Year of King: Carrie

Here is the book that started it all. Carrie will always have a place in the history of the horror genre as a turning point akin to Stoker, Poe, and Lovecraft. The debate will go on, I’m sure of if it was a good thing or a bad thing. But that is more about taste, no matter how academic the reasoning. The fact is, with Carrie, King starts to add ideas not only into the horror genre, but about how to write it.

Carrie is one of the first horror novels that doesn’t rely as heavily on the traditions of Gothic literature. Yes, there are elements, but many stories up to this point use them to the point where they seem otherworldly because of the settings, themes, and characters. Carrie really brings everything into modern setting and re-imagining or re-inventing what the Gothic would be today. Carrie White’s telekinetic ability is the supernatural element, but through out the story is developed in a scientific outlook. The monster is more anti-hero than villain. Instead of a dilapidated castle, we have a rundown house. It shed the mysticism and occult that helped defined the horror genre up to this point and sought to build a foundation in the current reality the reader lived in.

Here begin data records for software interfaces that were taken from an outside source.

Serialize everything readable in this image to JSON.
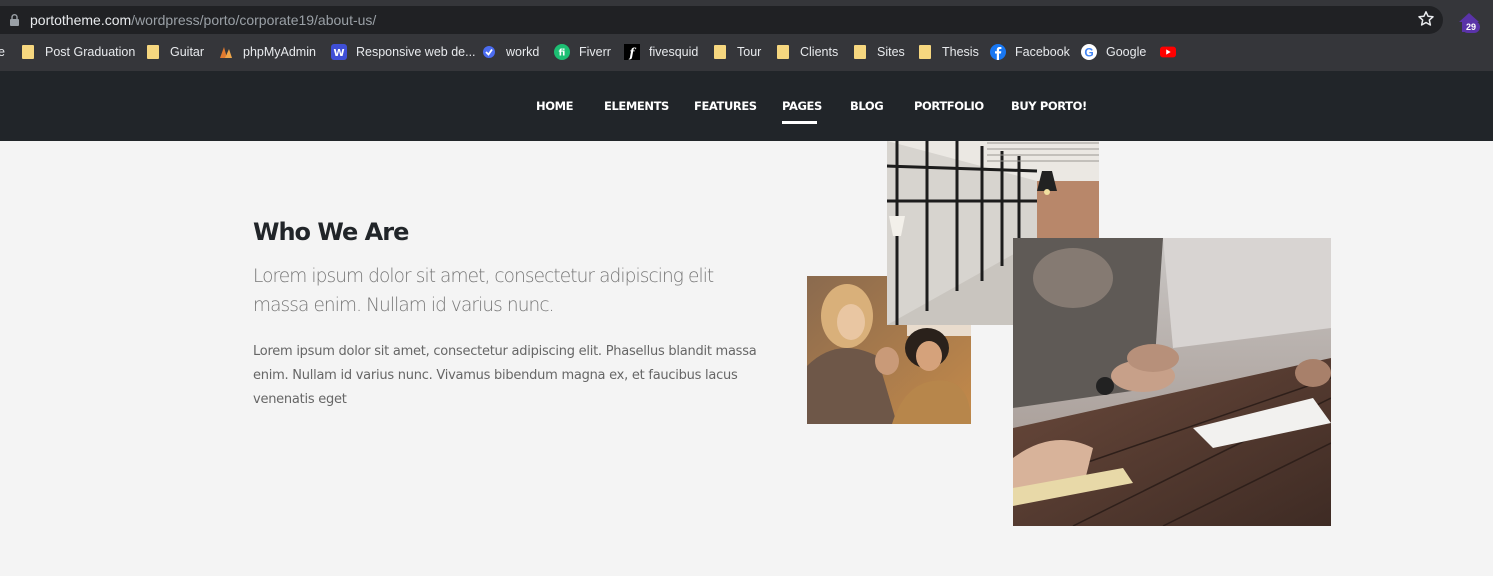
{
  "browser": {
    "url_host": "portotheme.com",
    "url_path": "/wordpress/porto/corporate19/about-us/",
    "extension_badge": "29",
    "bookmark_cut_label": "e",
    "bookmarks": [
      {
        "label": "Post Graduation",
        "icon": "folder-icon"
      },
      {
        "label": "Guitar",
        "icon": "folder-icon"
      },
      {
        "label": "phpMyAdmin",
        "icon": "phpmyadmin-icon"
      },
      {
        "label": "Responsive web de...",
        "icon": "w-icon"
      },
      {
        "label": "workd",
        "icon": "workd-icon"
      },
      {
        "label": "Fiverr",
        "icon": "fiverr-icon"
      },
      {
        "label": "fivesquid",
        "icon": "fivesquid-icon"
      },
      {
        "label": "Tour",
        "icon": "folder-icon"
      },
      {
        "label": "Clients",
        "icon": "folder-icon"
      },
      {
        "label": "Sites",
        "icon": "folder-icon"
      },
      {
        "label": "Thesis",
        "icon": "folder-icon"
      },
      {
        "label": "Facebook",
        "icon": "facebook-icon"
      },
      {
        "label": "Google",
        "icon": "google-icon"
      },
      {
        "label": "",
        "icon": "youtube-icon"
      }
    ]
  },
  "nav": {
    "items": [
      "HOME",
      "ELEMENTS",
      "FEATURES",
      "PAGES",
      "BLOG",
      "PORTFOLIO",
      "BUY PORTO!"
    ],
    "active": "PAGES"
  },
  "about": {
    "heading_light": "Who",
    "heading_bold": "We Are",
    "lead": "Lorem ipsum dolor sit amet, consectetur adipiscing elit massa enim. Nullam id varius nunc.",
    "body": "Lorem ipsum dolor sit amet, consectetur adipiscing elit. Phasellus blandit massa enim. Nullam id varius nunc. Vivamus bibendum magna ex, et faucibus lacus venenatis eget"
  },
  "colors": {
    "chrome_bg": "#35363a",
    "nav_bg": "#212529",
    "page_bg": "#f4f4f4",
    "heading": "#212529",
    "muted_text": "#777777"
  }
}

With these changes, it also allowed King to heavily focus on the characters of the book. Characterization is King’s strength, and it is the characters that invoke the terror then the supernatural elements that is common in Gothic literature. From the locker room scene where the the girls attack Carrie to the encounters Carrie has with her mother, it is the interpersonal situations that build the tension of the upcoming terror of Prom Night. In fact, the story would be just as strong and just as horrific if the telekinesis was taken out and Carrie did everything by normal means.

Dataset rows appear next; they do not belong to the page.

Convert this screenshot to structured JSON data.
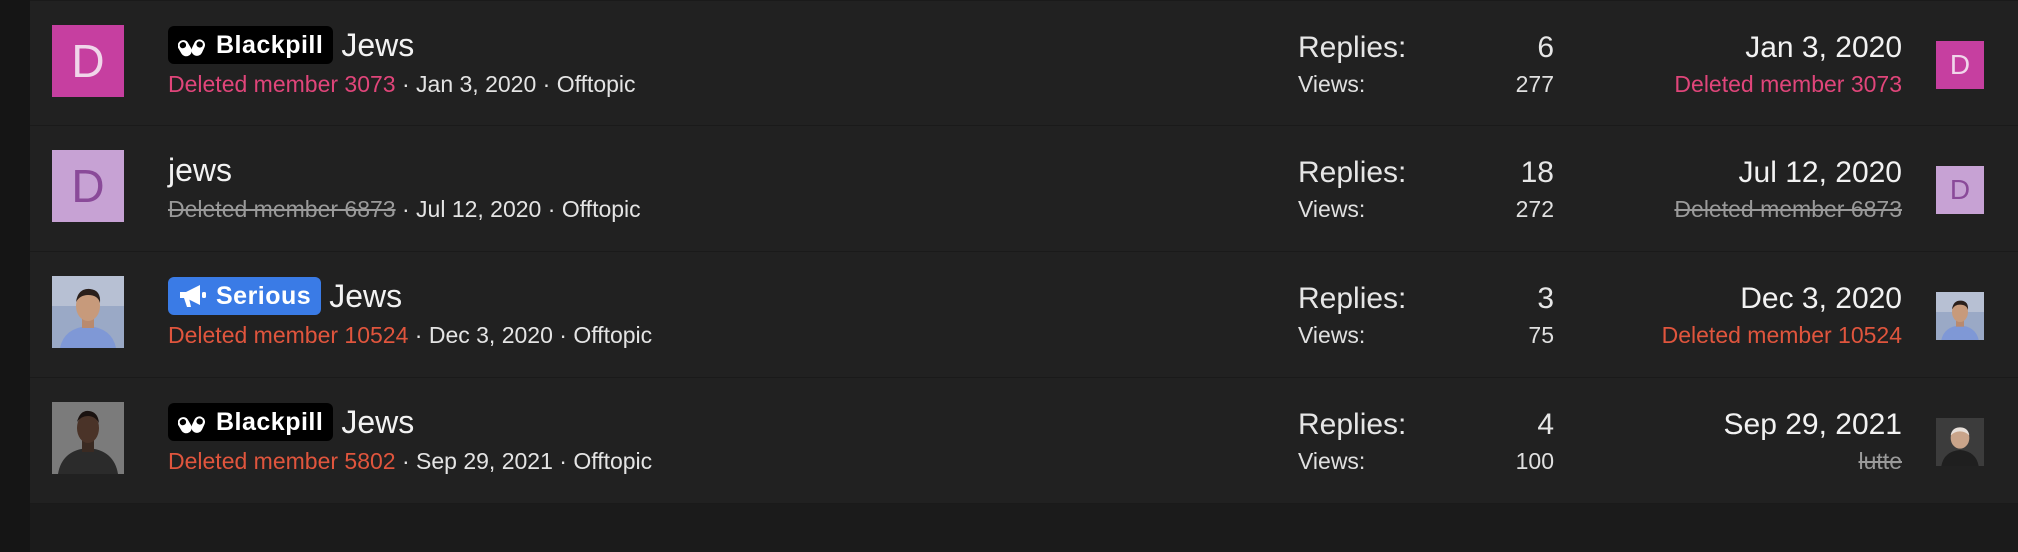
{
  "colors": {
    "avatar_d_magenta": "#c63fa0",
    "avatar_d_lilac": "#c7a2d4",
    "author_red": "#e0553d",
    "author_pink": "#e0457a",
    "badge_serious": "#3a7be6",
    "badge_blackpill": "#000000"
  },
  "labels": {
    "replies": "Replies:",
    "views": "Views:"
  },
  "threads": [
    {
      "avatar_letter": "D",
      "badge": {
        "text": "Blackpill",
        "icon": "pills-icon"
      },
      "title": "Jews",
      "author": "Deleted member 3073",
      "date": "Jan 3, 2020",
      "forum": "Offtopic",
      "replies": "6",
      "views": "277",
      "last_date": "Jan 3, 2020",
      "last_user": "Deleted member 3073",
      "last_avatar_letter": "D"
    },
    {
      "avatar_letter": "D",
      "title": "jews",
      "author": "Deleted member 6873",
      "date": "Jul 12, 2020",
      "forum": "Offtopic",
      "replies": "18",
      "views": "272",
      "last_date": "Jul 12, 2020",
      "last_user": "Deleted member 6873",
      "last_avatar_letter": "D"
    },
    {
      "badge": {
        "text": "Serious",
        "icon": "megaphone-icon"
      },
      "title": "Jews",
      "author": "Deleted member 10524",
      "date": "Dec 3, 2020",
      "forum": "Offtopic",
      "replies": "3",
      "views": "75",
      "last_date": "Dec 3, 2020",
      "last_user": "Deleted member 10524"
    },
    {
      "badge": {
        "text": "Blackpill",
        "icon": "pills-icon"
      },
      "title": "Jews",
      "author": "Deleted member 5802",
      "date": "Sep 29, 2021",
      "forum": "Offtopic",
      "replies": "4",
      "views": "100",
      "last_date": "Sep 29, 2021",
      "last_user": "lutte"
    }
  ]
}
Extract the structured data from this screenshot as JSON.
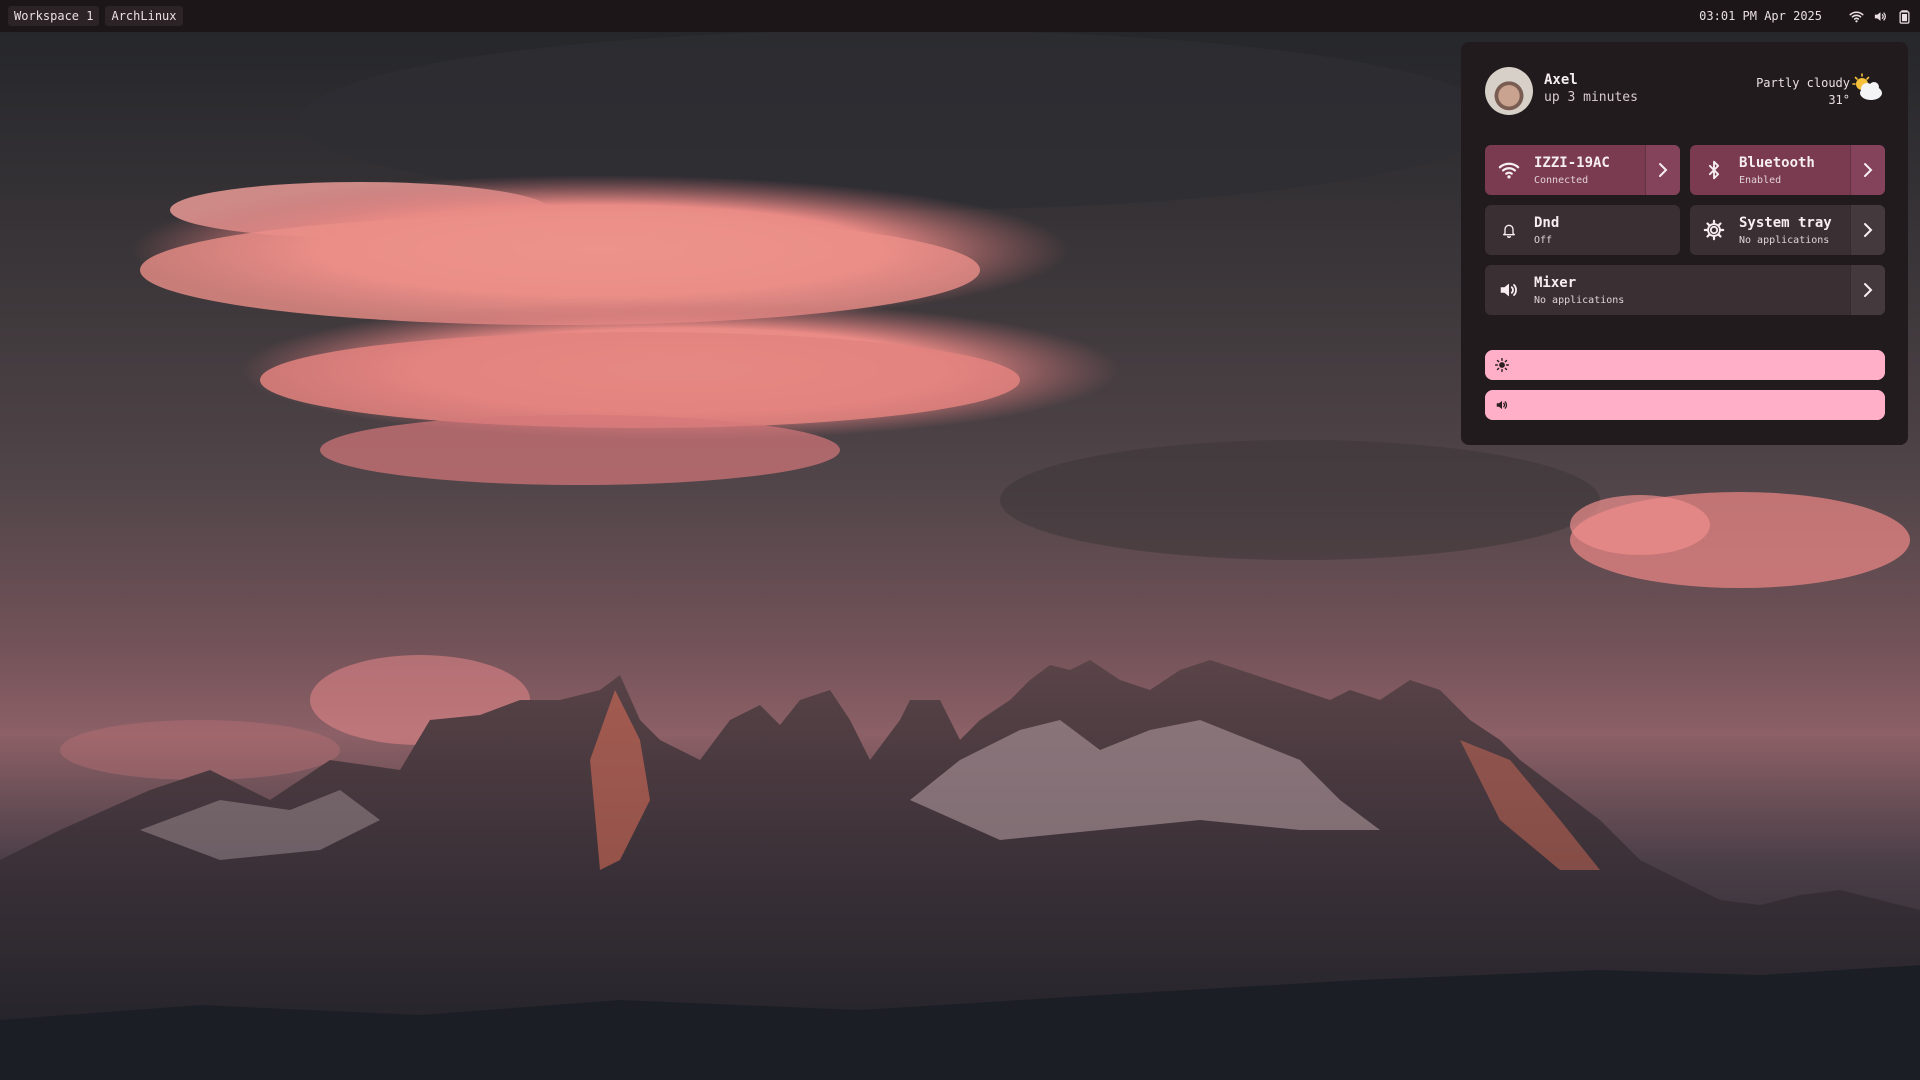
{
  "topbar": {
    "workspace_label": "Workspace 1",
    "distro_label": "ArchLinux",
    "clock": "03:01 PM Apr 2025",
    "icons": [
      "wifi-icon",
      "volume-icon",
      "battery-icon"
    ]
  },
  "panel": {
    "user": {
      "name": "Axel",
      "uptime": "up 3 minutes"
    },
    "weather": {
      "condition": "Partly cloudy",
      "temperature": "31°",
      "icon": "partly-cloudy-icon"
    },
    "tiles": {
      "wifi": {
        "title": "IZZI-19AC",
        "subtitle": "Connected",
        "icon": "wifi-icon",
        "active": true
      },
      "bluetooth": {
        "title": "Bluetooth",
        "subtitle": "Enabled",
        "icon": "bluetooth-icon",
        "active": true
      },
      "dnd": {
        "title": "Dnd",
        "subtitle": "Off",
        "icon": "bell-icon",
        "active": false
      },
      "systray": {
        "title": "System tray",
        "subtitle": "No applications",
        "icon": "gear-icon",
        "active": false
      },
      "mixer": {
        "title": "Mixer",
        "subtitle": "No applications",
        "icon": "speaker-icon",
        "active": false
      }
    },
    "sliders": {
      "brightness": {
        "icon": "sun-icon",
        "level": 1.0
      },
      "volume": {
        "icon": "speaker-icon",
        "level": 1.0
      }
    }
  },
  "colors": {
    "accent": "#7a3a4f",
    "slider": "#ffb0c8",
    "panel_bg": "#211b1e",
    "bar_bg": "#1c1619"
  }
}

Today, it brings up an interesting discussion: Who is this aimed toward? Back in the mid 70’s, when it was published, most likely it would be considered an adult book. Especially with the Chicago Tribune calling it “Gory and horrify,” I can’t see too many kids getting a hold of it. The truth is, it is not that gory except for the the procurement of the pig’s blood. Also, most of the characters are teenagers. So is it still an adult book? I would say it one of those books that walks the line of YA and adult. I would even say that because of the themes of bullying and social outsiders King explores, this is more of YA read, albeit towards the older range, than it is a adult read. Not only that, but it is as much a book for young women as much as, if not more so, a young men.

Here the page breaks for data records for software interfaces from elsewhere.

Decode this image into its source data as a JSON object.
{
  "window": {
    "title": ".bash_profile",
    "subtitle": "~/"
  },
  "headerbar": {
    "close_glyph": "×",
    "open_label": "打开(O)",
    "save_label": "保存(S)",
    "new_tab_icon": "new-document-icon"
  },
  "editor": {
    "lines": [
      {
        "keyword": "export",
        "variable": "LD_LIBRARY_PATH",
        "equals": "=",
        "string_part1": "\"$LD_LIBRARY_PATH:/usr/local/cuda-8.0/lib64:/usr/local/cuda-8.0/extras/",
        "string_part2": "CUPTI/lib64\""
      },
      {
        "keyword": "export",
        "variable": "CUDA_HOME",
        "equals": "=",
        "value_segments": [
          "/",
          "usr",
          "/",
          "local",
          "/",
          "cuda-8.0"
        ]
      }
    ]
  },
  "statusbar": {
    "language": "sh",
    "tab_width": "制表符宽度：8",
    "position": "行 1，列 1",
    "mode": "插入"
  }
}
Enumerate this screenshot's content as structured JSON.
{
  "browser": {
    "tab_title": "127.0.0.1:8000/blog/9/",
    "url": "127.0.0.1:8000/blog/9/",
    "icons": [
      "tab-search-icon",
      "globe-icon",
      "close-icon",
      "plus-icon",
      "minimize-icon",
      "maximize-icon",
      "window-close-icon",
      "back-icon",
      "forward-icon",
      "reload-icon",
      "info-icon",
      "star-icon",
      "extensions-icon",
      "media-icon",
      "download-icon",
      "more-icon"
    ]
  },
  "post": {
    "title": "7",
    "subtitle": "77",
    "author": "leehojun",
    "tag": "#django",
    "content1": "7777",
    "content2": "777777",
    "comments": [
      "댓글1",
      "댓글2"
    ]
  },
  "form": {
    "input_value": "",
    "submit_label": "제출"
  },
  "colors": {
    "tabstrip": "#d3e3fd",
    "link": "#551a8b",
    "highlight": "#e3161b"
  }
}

By no means a perfect book, Carrie does so much in just a short amount of time that will be expanded upon through out King’s career, that this “big bang” in modern horror is an essential read.

Horror Reader Level: Beginner

Sketchy Bits with Sally Bosco

Sally Bosco closes out our Many Genres, One Craft interview series. A writer of dark fiction, she finds her place in an area not well explored in the horror genre: Young Adult fiction. And what do many teenagers enjoy these day? Manga. So join us as Sally tells us about horror’s role and perception in both the YA and Manga audiences as well as few other tid bits on women writer of horror and horror’s relation to paranormal romance.

Continue reading “Sketchy Bits with Sally Bosco”

Juicy Quickfire with Scott Nicholson

If you’ve caught on to the e-book movement and haven’t come across Scott Nicholson, you are doing something wrong. While having written many great horror novels like They Hunger or The Red Church, he is has many other stories and novels that cover the whole spectrum of literature. With his latest thriller, Liquid Fear, coming out this Friday, we asked Scott to give us his viewpoints on Horror, the supernatural, and their confluence with other audiences and genres. Continue reading “Juicy Quickfire with Scott Nicholson”